While there is no one explanation as to why joint stiffness and pain increase with cold and damp weather conditions, one commonly accepted theory revolves around changes in barometric pressure, which is a measure that refers to the weight of the air. A decrease in barometric pressure (which occurs with colder, wetter weather) causes the muscles, tendons, bones, and tissues surrounding the joints to expand. Because there is a limited amount of space around the joints, this can result in an increase in joint pain, particularly in individuals affected by arthritis.

Another theory is that lower temperatures may increase joint fluid thickness, which increases joint stiffness, making individuals more susceptible to joint pain with movement, particularly after being stationary for a while.

Finally, increased joint pain and stiffness during cold and damp weather conditions may be related to decreased activity levels. It is well known that physical activity helps to relieve pain associated with arthritis; many individuals tend to stay cooped up inside when the weather is cold and damp, leading to an increase in joint pain and stiffness.

Tips for Keeping Your Joints Healthy During Cold & Rainy Weather

While you have no control over the weather, there are some tips you can follow to reduce your risk of suffering an increase in joint pain and stiffness when the cold and damp weather arrives, including:

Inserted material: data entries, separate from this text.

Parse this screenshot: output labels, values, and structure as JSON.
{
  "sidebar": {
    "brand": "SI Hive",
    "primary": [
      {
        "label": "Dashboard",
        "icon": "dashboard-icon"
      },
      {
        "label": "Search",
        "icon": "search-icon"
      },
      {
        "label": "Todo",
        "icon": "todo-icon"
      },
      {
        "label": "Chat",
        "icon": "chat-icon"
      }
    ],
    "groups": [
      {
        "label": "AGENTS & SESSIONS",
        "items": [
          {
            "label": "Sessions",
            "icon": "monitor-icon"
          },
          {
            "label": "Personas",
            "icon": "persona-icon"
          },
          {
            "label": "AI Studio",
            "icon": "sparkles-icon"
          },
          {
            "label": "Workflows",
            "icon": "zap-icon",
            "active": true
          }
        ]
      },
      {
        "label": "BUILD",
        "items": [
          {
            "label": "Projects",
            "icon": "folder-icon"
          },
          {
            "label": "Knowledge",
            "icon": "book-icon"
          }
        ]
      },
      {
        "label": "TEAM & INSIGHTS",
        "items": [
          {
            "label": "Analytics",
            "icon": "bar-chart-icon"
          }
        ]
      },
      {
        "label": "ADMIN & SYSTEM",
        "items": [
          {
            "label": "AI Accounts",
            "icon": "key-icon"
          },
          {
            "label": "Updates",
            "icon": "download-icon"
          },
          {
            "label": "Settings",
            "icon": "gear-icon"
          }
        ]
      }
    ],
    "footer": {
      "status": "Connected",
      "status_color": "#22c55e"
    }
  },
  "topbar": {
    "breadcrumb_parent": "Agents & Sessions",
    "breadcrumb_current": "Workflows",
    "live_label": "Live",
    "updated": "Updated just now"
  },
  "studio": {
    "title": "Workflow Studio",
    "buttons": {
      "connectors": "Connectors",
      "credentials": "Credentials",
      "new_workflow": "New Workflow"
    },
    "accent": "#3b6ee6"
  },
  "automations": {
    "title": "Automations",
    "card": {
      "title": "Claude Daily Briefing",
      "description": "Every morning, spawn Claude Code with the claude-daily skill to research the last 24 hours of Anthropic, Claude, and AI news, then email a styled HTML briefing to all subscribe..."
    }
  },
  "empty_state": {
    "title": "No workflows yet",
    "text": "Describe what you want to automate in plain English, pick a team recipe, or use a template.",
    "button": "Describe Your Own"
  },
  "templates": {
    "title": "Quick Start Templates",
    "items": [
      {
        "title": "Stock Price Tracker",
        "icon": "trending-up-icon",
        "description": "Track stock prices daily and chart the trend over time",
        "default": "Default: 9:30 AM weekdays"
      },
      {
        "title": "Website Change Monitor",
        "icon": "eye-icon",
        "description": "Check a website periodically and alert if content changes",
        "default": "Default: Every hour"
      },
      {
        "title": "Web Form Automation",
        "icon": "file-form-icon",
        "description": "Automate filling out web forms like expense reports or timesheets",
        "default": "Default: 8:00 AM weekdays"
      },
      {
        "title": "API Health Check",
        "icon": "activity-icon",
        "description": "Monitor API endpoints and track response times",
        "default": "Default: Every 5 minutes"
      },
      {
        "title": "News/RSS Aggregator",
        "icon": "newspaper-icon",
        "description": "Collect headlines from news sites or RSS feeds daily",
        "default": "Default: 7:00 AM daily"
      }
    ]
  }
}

  • Dress in layers to keep the joints of your body warm.
  • Engage in regular physical activity to increase the strength of your bones and muscles, so that they are less susceptible to injury.
  • Stay as active as possible when the weather is gloomy (i.e. walk around the house, walk up and down the stairs, etc.)
  • Stretch before heading outside in the cold and damp weather to prepare your joints.
  • Maintain a healthy weight, which helps to decrease stress on your joints.
  • Use moist heat to relax your muscles.
  • Try to get an adequate amount of quality sleep.
  • Eat a healthy and balanced diet.
  • Try to maintain a positive outlook.

If you have noticed that your joints ache more in cold and wet weather conditions, you may benefit from treatment which will involve an individualized treatment plan that is tailored specifically to your symptoms. You will work with your healthcare provider to set goals and track your progress as you work through your treatment plan.

Undergoing a comprehensive evaluation by a healthcare provider at Sports Medicine and Rehabilitation Centre is one of the best ways to condition your body to deal with changes in weather conditions. After the assessment, our therapists will create a program that is specific to your needs and set you on the right path toward optimal joint function.

1. Timmermans E, van der Pas S, Schaap L, Deeg D. Self-perceived weather sensitivity and joint pain in older people with osteoarthritis in six european countries: Results from the European Project on OSteoArthritis (EPOSA). Eur Geriatr Med. 2013;4:S24. doi:10.1016/j.eurger.2013.07.078.
2. Deall C, Majeed H. Effect of Cold Weather on the Symptoms of Arthritic Disease: A Review of the Literature. Journal of General Practice. 2016;04(05). doi:10.4172/2329-9126.1000275.
3. It's cold outside! Do your joints hurt? - UChicago Medicine. Published 2018. Accessed December 10, 2018.
4. Weather and Arthritis Pain - Living With Arthritis. Living With Arthritis. Published 2018. Accessed December 10, 2018.